Sometimes I think we don’t need anyone to beat us, we do it ourselves; we are told we are a society of oppressors and we believe it. Without checking the credentials of the tutor. Anyway, reading through cultural Indian history, which we don’t we read Indian political history as told to us; by the British historians we have harboured an image of ourselves.  Until the advent of the British there was no slavery in India. Veiling of women was unknown until the events of invasions became more frequent.

We are time and again told of the status of women in India, and how they were oppressed. The current scenario does look a little depressing in the cow belt. But look at the Indian cultural history as documented by Indian scholars as opposed to the British ones, or the WOGS

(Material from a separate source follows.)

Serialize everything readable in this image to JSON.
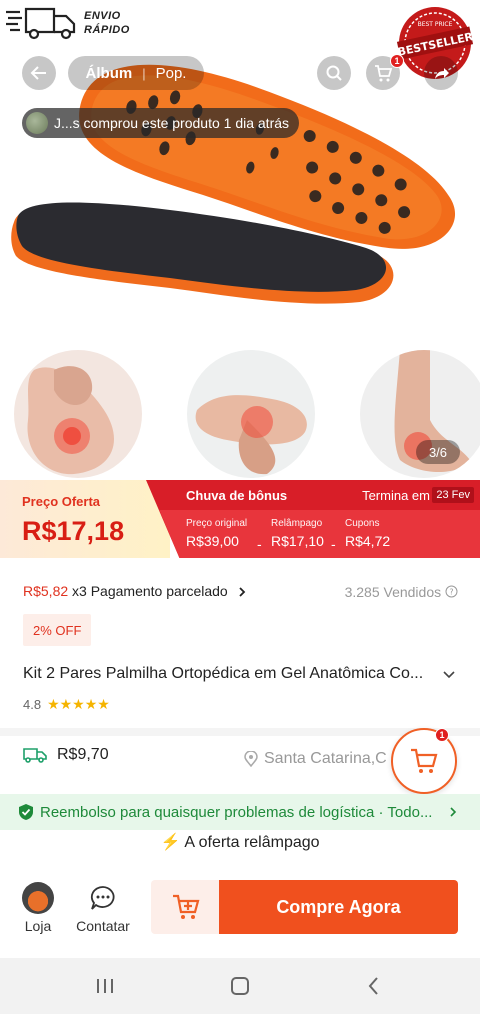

Kalahana in Rajatarangini talks of the queens being political active, he refers to independent funds managed by the queens to handle public issues

  • Prince Candrapid and Lalitaditya were sons  of a divorcee Baniya woman,1
  • The mother of the King Sankarvarman was a spirit distiller
  • The Patta-rani of King Cakravarman was a Domba woman

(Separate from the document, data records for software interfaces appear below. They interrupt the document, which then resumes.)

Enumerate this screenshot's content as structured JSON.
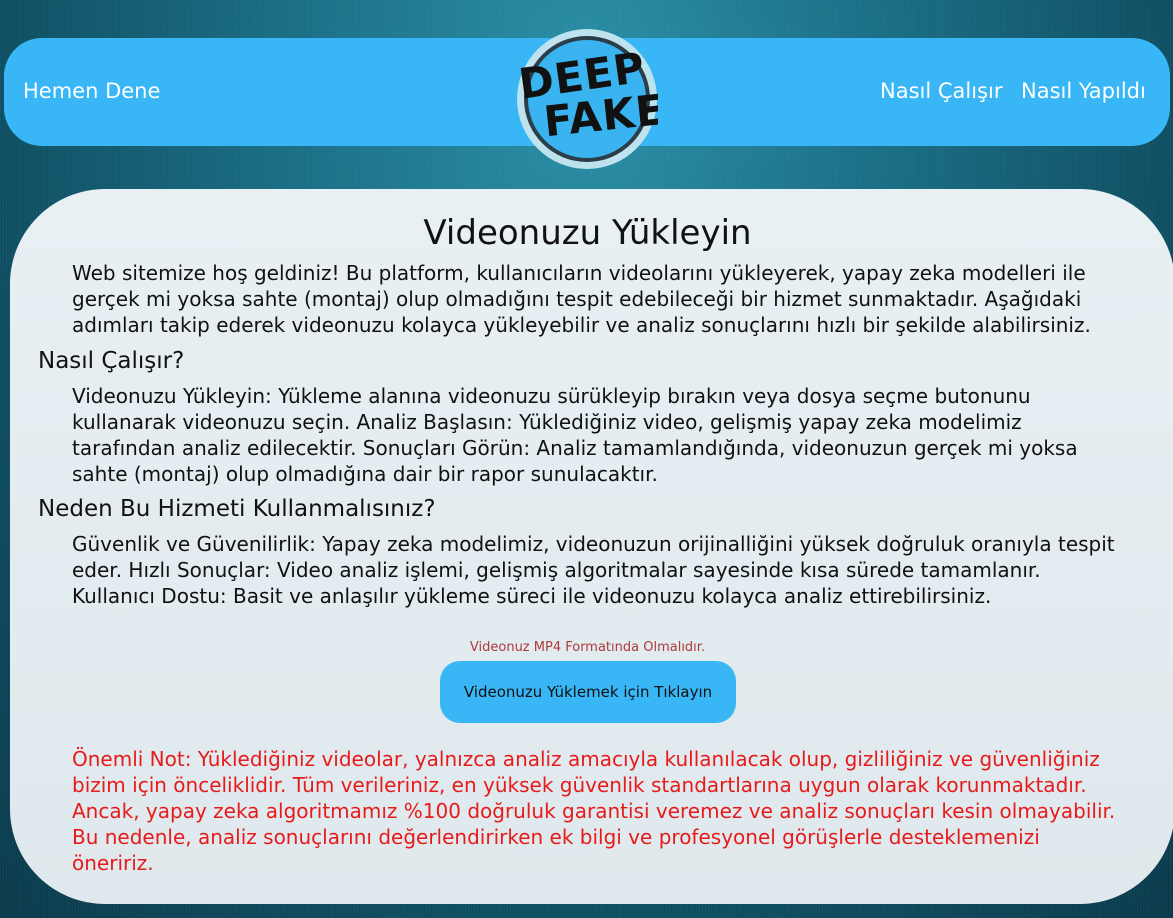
{
  "header": {
    "left_link": "Hemen Dene",
    "right_links": [
      "Nasıl Çalışır",
      "Nasıl Yapıldı"
    ],
    "logo_text": [
      "DEEP",
      "FAKE"
    ]
  },
  "main": {
    "title": "Videonuzu Yükleyin",
    "intro": "Web sitemize hoş geldiniz! Bu platform, kullanıcıların videolarını yükleyerek, yapay zeka modelleri ile gerçek mi yoksa sahte (montaj) olup olmadığını tespit edebileceği bir hizmet sunmaktadır. Aşağıdaki adımları takip ederek videonuzu kolayca yükleyebilir ve analiz sonuçlarını hızlı bir şekilde alabilirsiniz.",
    "how_heading": "Nasıl Çalışır?",
    "how_text": "Videonuzu Yükleyin: Yükleme alanına videonuzu sürükleyip bırakın veya dosya seçme butonunu kullanarak videonuzu seçin. Analiz Başlasın: Yüklediğiniz video, gelişmiş yapay zeka modelimiz tarafından analiz edilecektir. Sonuçları Görün: Analiz tamamlandığında, videonuzun gerçek mi yoksa sahte (montaj) olup olmadığına dair bir rapor sunulacaktır.",
    "why_heading": "Neden Bu Hizmeti Kullanmalısınız?",
    "why_text": "Güvenlik ve Güvenilirlik: Yapay zeka modelimiz, videonuzun orijinalliğini yüksek doğruluk oranıyla tespit eder. Hızlı Sonuçlar: Video analiz işlemi, gelişmiş algoritmalar sayesinde kısa sürede tamamlanır. Kullanıcı Dostu: Basit ve anlaşılır yükleme süreci ile videonuzu kolayca analiz ettirebilirsiniz.",
    "format_note": "Videonuz MP4 Formatında Olmalıdır.",
    "upload_button": "Videonuzu Yüklemek için Tıklayın",
    "warning": "Önemli Not: Yüklediğiniz videolar, yalnızca analiz amacıyla kullanılacak olup, gizliliğiniz ve güvenliğiniz bizim için önceliklidir. Tüm verileriniz, en yüksek güvenlik standartlarına uygun olarak korunmaktadır. Ancak, yapay zeka algoritmamız %100 doğruluk garantisi veremez ve analiz sonuçları kesin olmayabilir. Bu nedenle, analiz sonuçlarını değerlendirirken ek bilgi ve profesyonel görüşlerle desteklemenizi öneririz."
  },
  "colors": {
    "accent": "#38b6f5",
    "warning": "#e81a1a",
    "format_note": "#b03a3a"
  }
}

The best ways to track these are not history books but the folk stories and legends of the people. The mother of KrishnadevaRaya was a divorcee of an Andhra Brahmin scholar, who stayed back to groom his son and was known as Appaji.

The constant war between the Muslim Invaders and the defending royalty brought about the use of purdah in the women of  warrior clan, these usual happened to be the elite, the purdah system then became a symbol of elitism  it eventual trickled down to the public.

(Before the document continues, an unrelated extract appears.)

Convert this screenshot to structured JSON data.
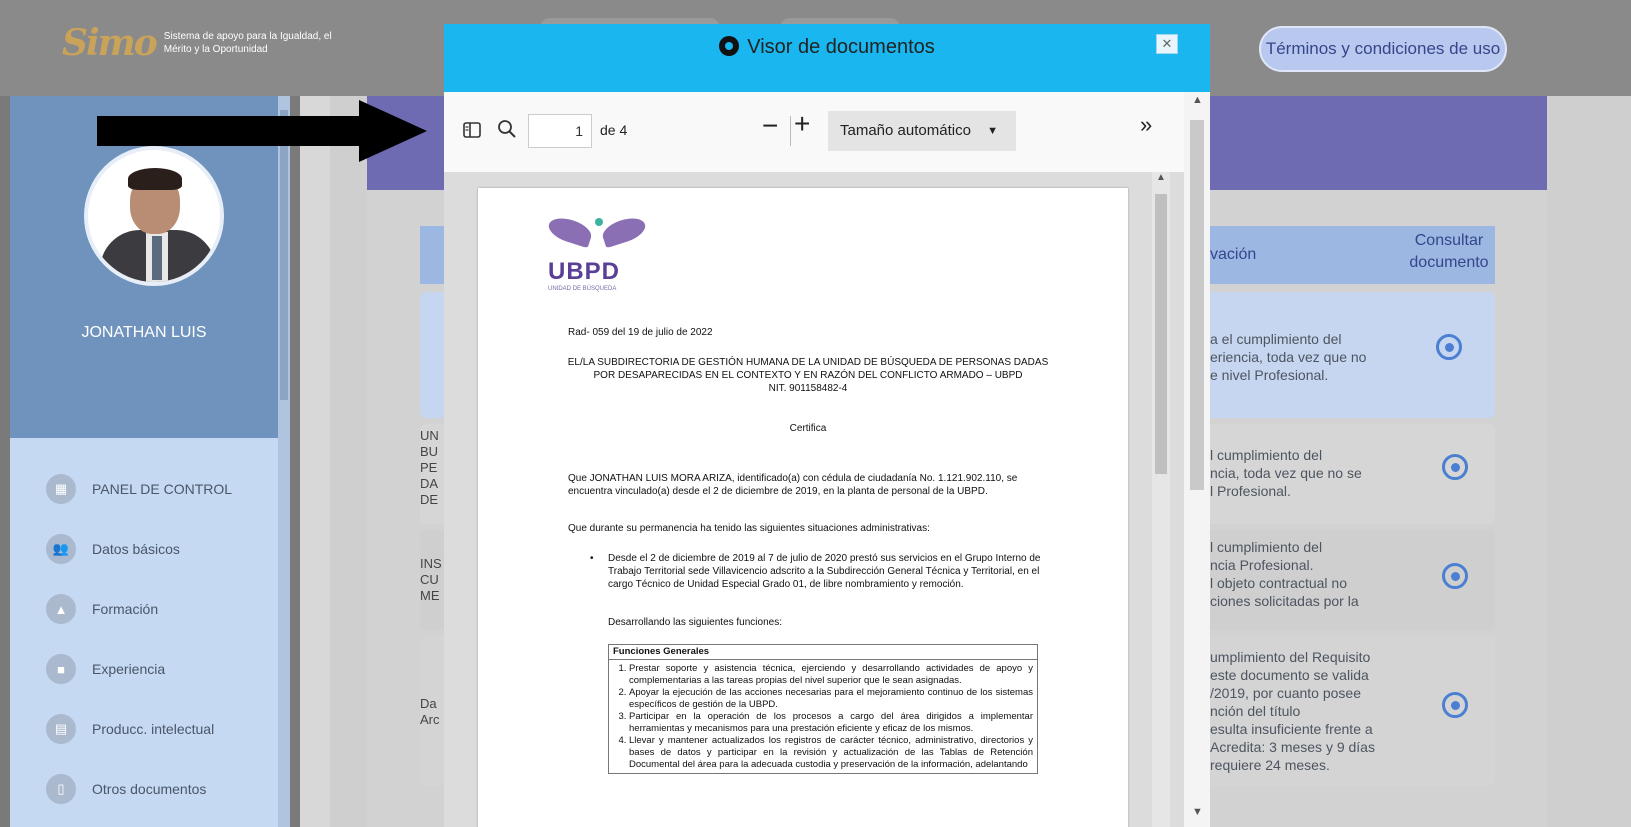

The concepts of Anugamana (Sati) came about again in the Martial elite to avoid the torture post captivity, again followed the trend of Purdah

Dramatists like Bhana, have denounced this vociferously, but I guess fashion and the need to be part of the elite made this a tradition